David Bourget (Western Ontario)
David Chalmers (ANU, NYU)
Rafael De Clercq
Ezio Di Nucci
Jack Alan Reynolds
Learn more about PhilPapers
This Article describes the emergence and operation of a powerful type of social norm which is not only ingrained into the very fabric of society, but is also accepted and internalized by a high percentage of populations all over the world. This type of norm is termed a quasi-global social norm. This Article introduces quasi-global social norms by giving an account of their origin and development. Quasi-global social norms are shown to originate as a result of the sociological necessity that individuals have to rely upon one another for survival and self-betterment. This instinctual reliance causes these norms to penetrate deep into the subconscious of individuals and contributes to their almost universal adherence. Their development and enforcement is contingent on their internalization by large segments of society. Thus, quasi-global social norms tend to be abstract behavioral guidelines rather than specific rules of conduct, and to substantively relate to notions of fundamental import such as liberty and fairness. This Article continues by showing that the personal interactions that sustain quasi-global social norms are both continuous and pervasive, so much so that they seep into the legal system which, to be effective, must adapt itself to the prevailing quasi-global social norms. This Article concludes by reviewing two U.S. Supreme Court decisions, Romer v. Evans and Lawrence v. Texas, which illustrate how and when quasi-global social norms inform contemporary social and legal behavior.

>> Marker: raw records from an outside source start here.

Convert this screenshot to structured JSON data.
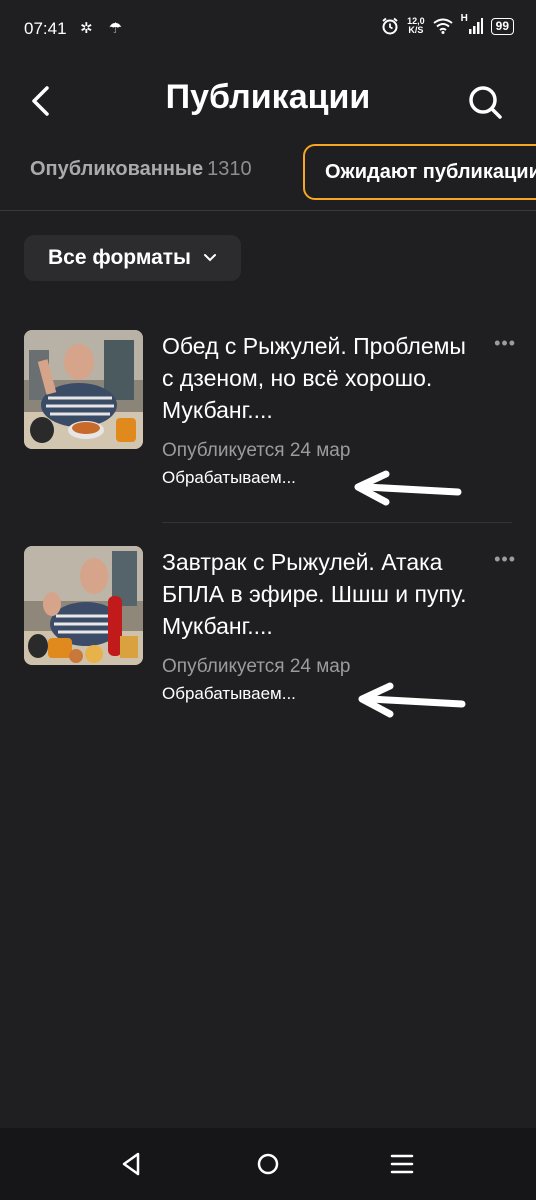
{
  "status_bar": {
    "time": "07:41",
    "left_icons": "✲ ☂",
    "speed_top": "12,0",
    "speed_bottom": "K/S",
    "network": "H",
    "battery": "99"
  },
  "header": {
    "title": "Публикации"
  },
  "tabs": [
    {
      "label": "Опубликованные",
      "count": "1310"
    },
    {
      "label": "Ожидают публикации"
    }
  ],
  "filter": {
    "label": "Все форматы"
  },
  "items": [
    {
      "title": "Обед с Рыжулей. Проблемы с дзеном, но всё хорошо. Мукбанг....",
      "date": "Опубликуется 24 мар",
      "status": "Обрабатываем..."
    },
    {
      "title": "Завтрак с Рыжулей. Атака БПЛА в эфире. Шшш и пупу. Мукбанг....",
      "date": "Опубликуется 24 мар",
      "status": "Обрабатываем..."
    }
  ],
  "icons": {
    "more": "•••"
  },
  "colors": {
    "background": "#1f1f21",
    "accent_tab_border": "#f5a623",
    "secondary_text": "#9b9ba0"
  }
}
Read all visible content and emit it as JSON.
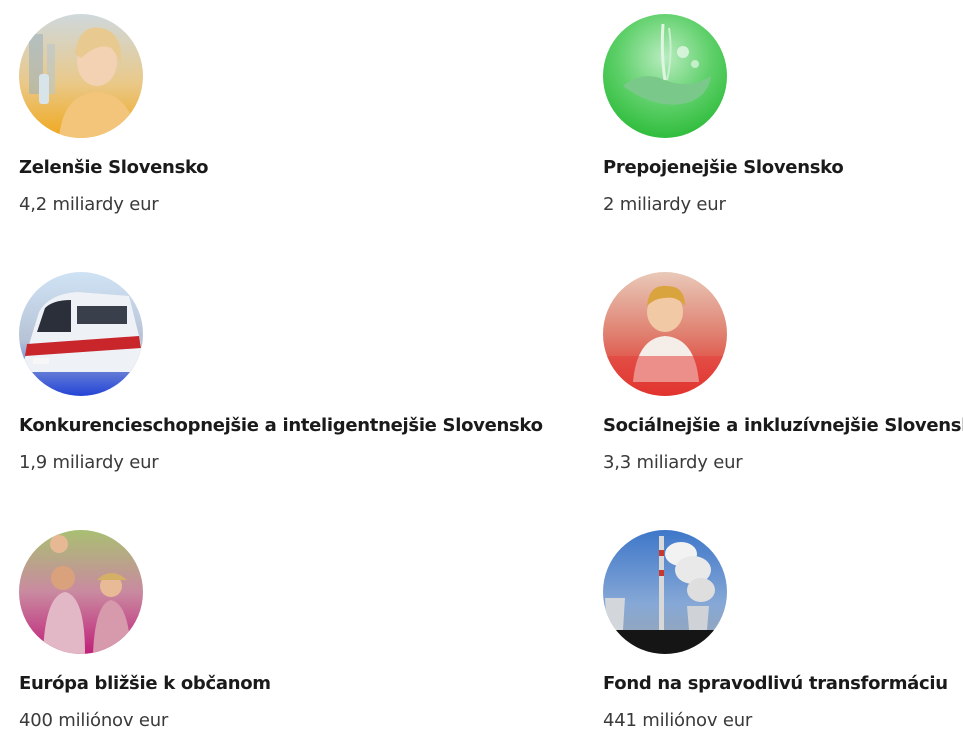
{
  "cards": [
    {
      "title": "Zelenšie Slovensko",
      "amount": "4,2 miliardy eur",
      "image": "scientist-photo",
      "accent": "#f2b530"
    },
    {
      "title": "Prepojenejšie Slovensko",
      "amount": "2 miliardy eur",
      "image": "hands-water-photo",
      "accent": "#2fbf3a"
    },
    {
      "title": "Konkurencieschopnejšie a inteligentnejšie Slovensko",
      "amount": "1,9 miliardy eur",
      "image": "train-photo",
      "accent": "#2e4fd8"
    },
    {
      "title": "Sociálnejšie a inkluzívnejšie Slovensko",
      "amount": "3,3 miliardy eur",
      "image": "child-classroom-photo",
      "accent": "#e0241f"
    },
    {
      "title": "Európa bližšie k občanom",
      "amount": "400 miliónov eur",
      "image": "family-photo",
      "accent": "#c0207a"
    },
    {
      "title": "Fond na spravodlivú transformáciu",
      "amount": "441 miliónov eur",
      "image": "power-plant-photo",
      "accent": "#0e0e0e"
    }
  ]
}
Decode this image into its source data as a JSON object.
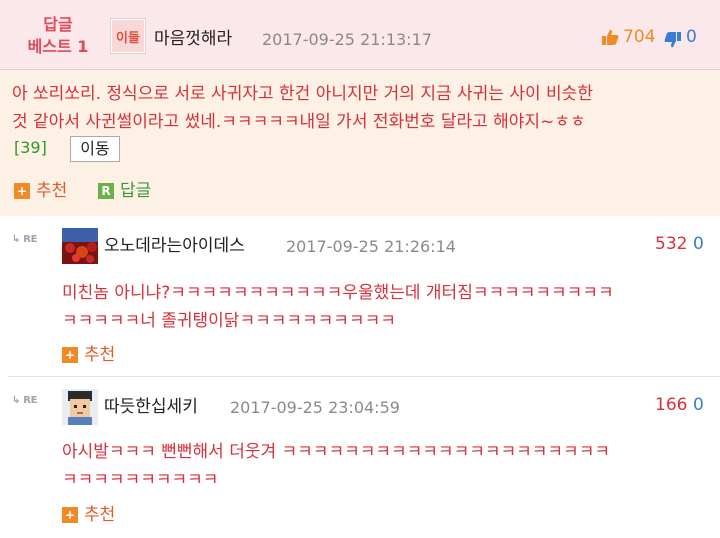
{
  "best": {
    "label_line1": "답글",
    "label_line2": "베스트 1",
    "avatar_text": "이들",
    "nick": "마음껏해라",
    "date": "2017-09-25 21:13:17",
    "up_count": "704",
    "down_count": "0",
    "body_line1": "아 쏘리쏘리. 정식으로 서로 사귀자고 한건 아니지만 거의 지금 사귀는 사이 비슷한",
    "body_line2": "것 같아서 사귄썰이라고 썼네.ㅋㅋㅋㅋㅋ내일 가서 전화번호 달라고 해야지~ㅎㅎ",
    "reply_count": "[39]",
    "move_label": "이동",
    "recommend_label": "추천",
    "reply_label": "답글",
    "plus_glyph": "+",
    "reply_glyph": "R"
  },
  "comments": [
    {
      "re_label": "RE",
      "nick": "오노데라는아이데스",
      "date": "2017-09-25 21:26:14",
      "up_count": "532",
      "down_count": "0",
      "body_line1": "미친놈 아니냐?ㅋㅋㅋㅋㅋㅋㅋㅋㅋㅋㅋ우울했는데 개터짐ㅋㅋㅋㅋㅋㅋㅋㅋㅋ",
      "body_line2": "ㅋㅋㅋㅋㅋ너 졸귀탱이닭ㅋㅋㅋㅋㅋㅋㅋㅋㅋㅋ",
      "recommend_label": "추천"
    },
    {
      "re_label": "RE",
      "nick": "따듯한십세키",
      "date": "2017-09-25 23:04:59",
      "up_count": "166",
      "down_count": "0",
      "body_line1": "아시발ㅋㅋㅋ 뻔뻔해서 더웃겨 ㅋㅋㅋㅋㅋㅋㅋㅋㅋㅋㅋㅋㅋㅋㅋㅋㅋㅋㅋㅋㅋ",
      "body_line2": "ㅋㅋㅋㅋㅋㅋㅋㅋㅋㅋ",
      "recommend_label": "추천"
    }
  ],
  "colors": {
    "accent_red": "#d8303a",
    "best_bg": "#fdf0e4",
    "best_header_bg": "#fbe8ea",
    "recommend_orange": "#f08a24",
    "reply_green": "#6cb04a",
    "thumb_down_blue": "#3a7bd5"
  },
  "icons": {
    "thumb_up": "thumb-up-icon",
    "thumb_down": "thumb-down-icon",
    "re": "reply-arrow-icon",
    "plus": "plus-square-icon",
    "reply": "r-square-icon"
  }
}
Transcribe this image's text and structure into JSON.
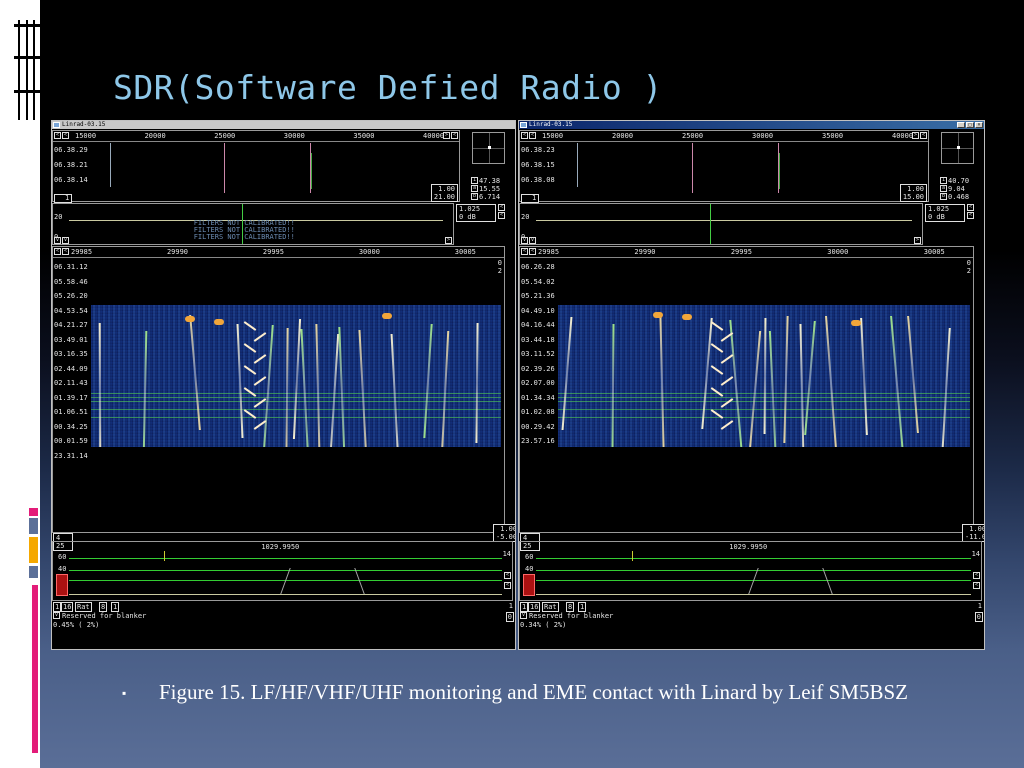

|Keywords||No keywords specified (fix it)|
|Categories||categorize this paper)|
Setup an account with your affiliations in order to access resources via your University's proxy server
Configure custom proxy (use this if your affiliation does not provide a proxy)
|Through your library||
References found in this work BETA
No references found.
Citations of this work BETA
No citations found.
Similar books and articles
Donna J. Wood (2002). Business Citizenship. Business Ethics Quarterly 12 (2):155-187.
C. Bicchieri (2010). Norms, Preferences, and Conditional Behavior. Politics, Philosophy and Economics 9 (3):297-313.
Claudia Rudolf von Rohr, Judith Burkart & Carel van Schaik (2011). Evolutionary Precursors of Social Norms in Chimpanzees: A New Approach. Biology and Philosophy 26 (1):1-30.
Ryan Burg (2009). Deliberative Business Ethics. Journal of Business Ethics 88 (4):665 - 683.
H. Gintis (2010). Social Norms as Choreography. Politics, Philosophy and Economics 9 (3):251-264.
Ken Binmore (2010). Social Norms or Social Preferences? Mind and Society 9 (2):139-157.
Jeanne M. Logsdon & Donna J. Wood (2002). Business Citizenship: From Domestic to Global Level of Analysis. Business Ethics Quarterly 12 (2):155-188.
Added to index2009-01-28
Total downloads6 ( #454,068 of 1,792,259 )
Recent downloads (6 months)1 ( #464,595 of 1,792,259 )
How can I increase my downloads?